A fairly united – albeit hysterical – commercial media front argues that the reforms are an attack on press freedom and that they’ll effectively be forced to first seek permission from the PIMA before reporting on the activities of politicians, if they’re not to be found in breach of the privacy laws.
Fairfax Chief Executive Greg Hywood called it the “nuclear option” whilst Seven West Chair, Kerry Stokes opined that threatening the removal of the Privacy Act exemption would likely herald the end of important journalism – like Fairfax’s extraordinary investigations into the empire of former NSW power broker Eddie Obeid.
Opposition leader Tony Abbott thinks the government wants to shut down its critics, especially from News Limited, in the lead up to the September 14th election.
But as you compare what’s being proposed here and what will happen in the UK, it’s important to remember under Senator Conroy’s convoluted model, print media remains self regulated and the media bodies here will have to submit to its will – be of their own choosing or design. The only caveat is that they’re not rogue.
Sure, Australia hasn’t seen the likes of the phone hacking scandals in the UK. And I certainly agree that privately owned media should be free to express whatever opinion they so choose, so long as they don’t distort the facts.
But honest, balanced, ethical reportage is important. Look at the coverage of the reform proposals this week if you need to be convinced that balance is a problem.

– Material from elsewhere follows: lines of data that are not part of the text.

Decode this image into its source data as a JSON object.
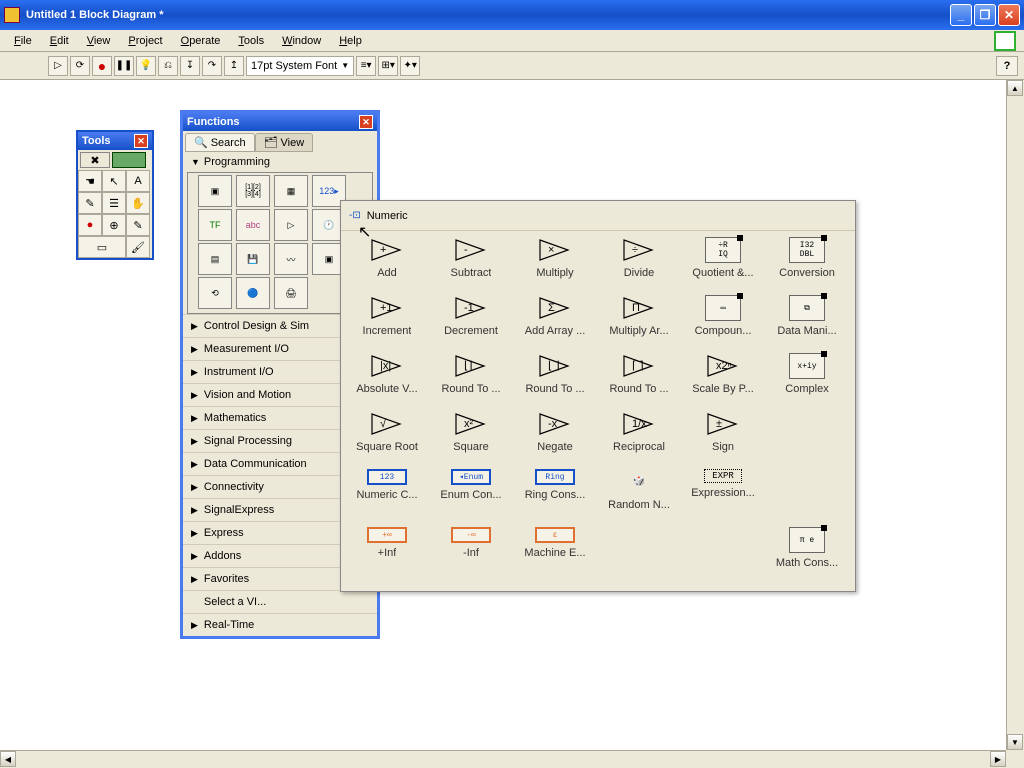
{
  "window": {
    "title": "Untitled 1 Block Diagram *"
  },
  "menu": [
    "File",
    "Edit",
    "View",
    "Project",
    "Operate",
    "Tools",
    "Window",
    "Help"
  ],
  "toolbar": {
    "font": "17pt System Font"
  },
  "tools_palette": {
    "title": "Tools"
  },
  "functions_palette": {
    "title": "Functions",
    "tabs": {
      "search": "Search",
      "view": "View"
    },
    "programming": "Programming",
    "categories": [
      "Control Design & Sim",
      "Measurement I/O",
      "Instrument I/O",
      "Vision and Motion",
      "Mathematics",
      "Signal Processing",
      "Data Communication",
      "Connectivity",
      "SignalExpress",
      "Express",
      "Addons",
      "Favorites",
      "Select a VI...",
      "Real-Time"
    ]
  },
  "numeric_flyout": {
    "title": "Numeric",
    "items": [
      {
        "label": "Add",
        "sym": "+"
      },
      {
        "label": "Subtract",
        "sym": "-"
      },
      {
        "label": "Multiply",
        "sym": "×"
      },
      {
        "label": "Divide",
        "sym": "÷"
      },
      {
        "label": "Quotient &...",
        "sym": "÷R\nIQ",
        "box": true
      },
      {
        "label": "Conversion",
        "sym": "I32\nDBL",
        "box": true
      },
      {
        "label": "Increment",
        "sym": "+1"
      },
      {
        "label": "Decrement",
        "sym": "-1"
      },
      {
        "label": "Add Array ...",
        "sym": "Σ"
      },
      {
        "label": "Multiply Ar...",
        "sym": "Π"
      },
      {
        "label": "Compoun...",
        "sym": "▭",
        "box": true
      },
      {
        "label": "Data Mani...",
        "sym": "⧉",
        "box": true
      },
      {
        "label": "Absolute V...",
        "sym": "|x|"
      },
      {
        "label": "Round To ...",
        "sym": "⌊⌉"
      },
      {
        "label": "Round To ...",
        "sym": "⌊ ⌋"
      },
      {
        "label": "Round To ...",
        "sym": "⌈ ⌉"
      },
      {
        "label": "Scale By P...",
        "sym": "x2ⁿ"
      },
      {
        "label": "Complex",
        "sym": "x+iy",
        "box": true
      },
      {
        "label": "Square Root",
        "sym": "√"
      },
      {
        "label": "Square",
        "sym": "x²"
      },
      {
        "label": "Negate",
        "sym": "-x"
      },
      {
        "label": "Reciprocal",
        "sym": "1/x"
      },
      {
        "label": "Sign",
        "sym": "±"
      },
      {
        "label": "",
        "sym": "",
        "empty": true
      },
      {
        "label": "Numeric C...",
        "sym": "123",
        "const": true,
        "color": "#1550c8"
      },
      {
        "label": "Enum Con...",
        "sym": "◂Enum",
        "const": true,
        "color": "#1550c8"
      },
      {
        "label": "Ring Cons...",
        "sym": "Ring",
        "const": true,
        "color": "#1550c8"
      },
      {
        "label": "Random N...",
        "sym": "🎲",
        "plain": true
      },
      {
        "label": "Expression...",
        "sym": "EXPR",
        "plain": true,
        "mono": true
      },
      {
        "label": "",
        "sym": "",
        "empty": true
      },
      {
        "label": "+Inf",
        "sym": "+∞",
        "const": true,
        "color": "#e07030"
      },
      {
        "label": "-Inf",
        "sym": "-∞",
        "const": true,
        "color": "#e07030"
      },
      {
        "label": "Machine E...",
        "sym": "ε",
        "const": true,
        "color": "#e07030"
      },
      {
        "label": "",
        "sym": "",
        "empty": true
      },
      {
        "label": "",
        "sym": "",
        "empty": true
      },
      {
        "label": "Math Cons...",
        "sym": "π e",
        "box": true
      }
    ]
  }
}
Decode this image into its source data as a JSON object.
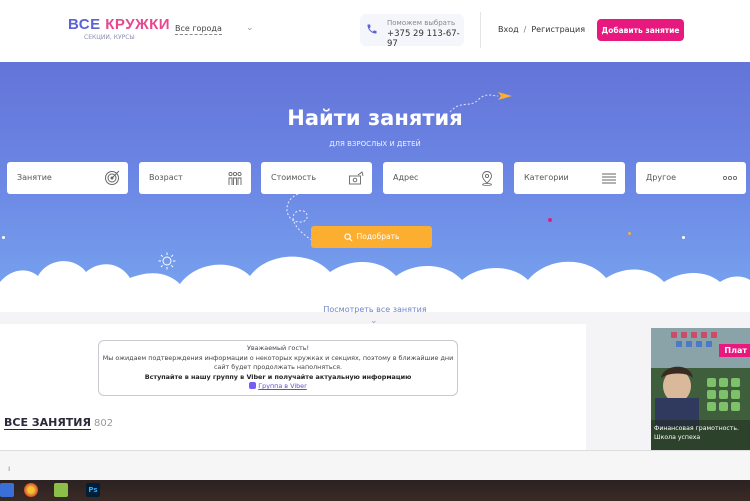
{
  "header": {
    "logo_part1": "ВСЕ ",
    "logo_part2": "КРУЖКИ",
    "logo_sub": "СЕКЦИИ, КУРСЫ",
    "city": "Все города",
    "help_label": "Поможем выбрать",
    "help_phone": "+375 29 113-67-97",
    "login": "Вход",
    "separator": "/",
    "register": "Регистрация",
    "add_button": "Добавить занятие"
  },
  "hero": {
    "title": "Найти занятия",
    "subtitle": "ДЛЯ ВЗРОСЛЫХ И ДЕТЕЙ",
    "fields": [
      {
        "label": "Занятие",
        "icon": "target-icon"
      },
      {
        "label": "Возраст",
        "icon": "people-icon"
      },
      {
        "label": "Стоимость",
        "icon": "money-icon"
      },
      {
        "label": "Адрес",
        "icon": "location-icon"
      },
      {
        "label": "Категории",
        "icon": "list-icon"
      },
      {
        "label": "Другое",
        "icon": "more-icon"
      }
    ],
    "find_button": "Подобрать"
  },
  "see_all": "Посмотреть все занятия",
  "notice": {
    "line1": "Уважаемый гость!",
    "line2": "Мы ожидаем подтверждения информации о некоторых кружках и секциях, поэтому в ближайшие дни",
    "line3": "сайт будет продолжать наполняться.",
    "line4": "Вступайте в нашу группу в Viber и получайте актуальную информацию",
    "viber_link": "Группа в Viber"
  },
  "all_section": {
    "title": "ВСЕ ЗАНЯТИЯ",
    "count": "802"
  },
  "ad": {
    "badge": "Плат",
    "text_line1": "Финансовая грамотность.",
    "text_line2": "Школа успеха"
  },
  "colors": {
    "accent_pink": "#e8197e",
    "hero_blue": "#6b86e4",
    "button_orange": "#fbae2f"
  }
}
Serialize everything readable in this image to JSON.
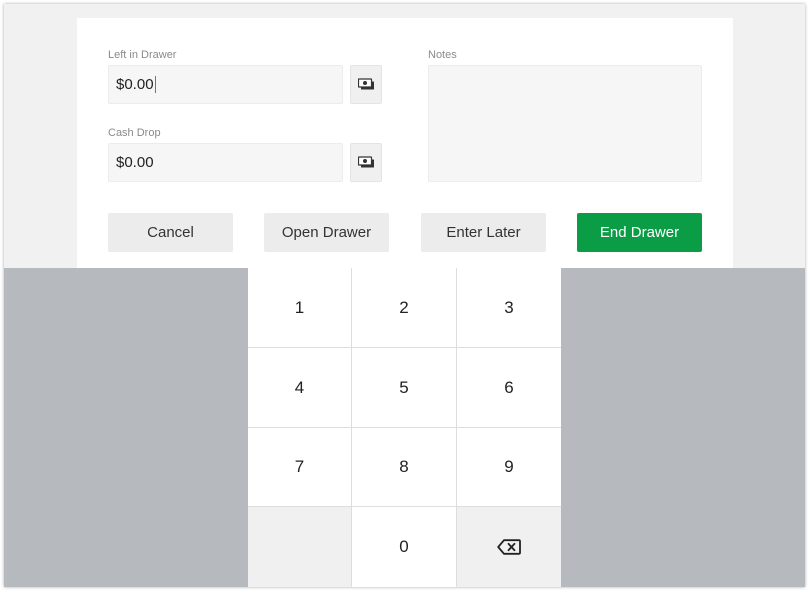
{
  "form": {
    "left_in_drawer": {
      "label": "Left in Drawer",
      "value": "$0.00"
    },
    "cash_drop": {
      "label": "Cash Drop",
      "value": "$0.00"
    },
    "notes": {
      "label": "Notes",
      "value": ""
    },
    "cash_icon": "cash-icon"
  },
  "actions": {
    "cancel": "Cancel",
    "open_drawer": "Open Drawer",
    "enter_later": "Enter Later",
    "end_drawer": "End Drawer"
  },
  "keypad": {
    "keys": [
      "1",
      "2",
      "3",
      "4",
      "5",
      "6",
      "7",
      "8",
      "9",
      "",
      "0"
    ],
    "delete_icon": "backspace-icon"
  },
  "colors": {
    "primary": "#0b9d45",
    "caret": "#2e9e55",
    "keypad_background": "#b6b9bd"
  }
}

In Australia, for too long we have been hostage to a complaint mechanism that is more like a self-saucing pudding. As Lord Justice Leveson put it when he was reviewing our system: if publishers don’t like the mark they get when a complaint is levied against them, they can mete out their own punishment by withdrawing funding from the complaints body they’re signed up to.
If Australian newspapers are really concerned at having their investigative powers curtailed they should perhaps take the advice of one feisty female leader who once recommended that they “just don’t write crap”.
MORE ARTICLES BY MONICA ATTARD
*Monica Attard OAM is a five-time Walkley award-winning Australian journalist – including the Gold Walkley Award for Excellence in Journalism 1991. She was the host of the ABC’s PM, the World Today and Media Watch. She spent 28 years at the ABC, leaving to start up The Global Mail where she was, until recently, the Managing Editor. In 1997, Monica published a book entitled Russia: Which Way Paradise? documenting her time there as a foreign correspondent. You can follow her on Twitter: @attardmon.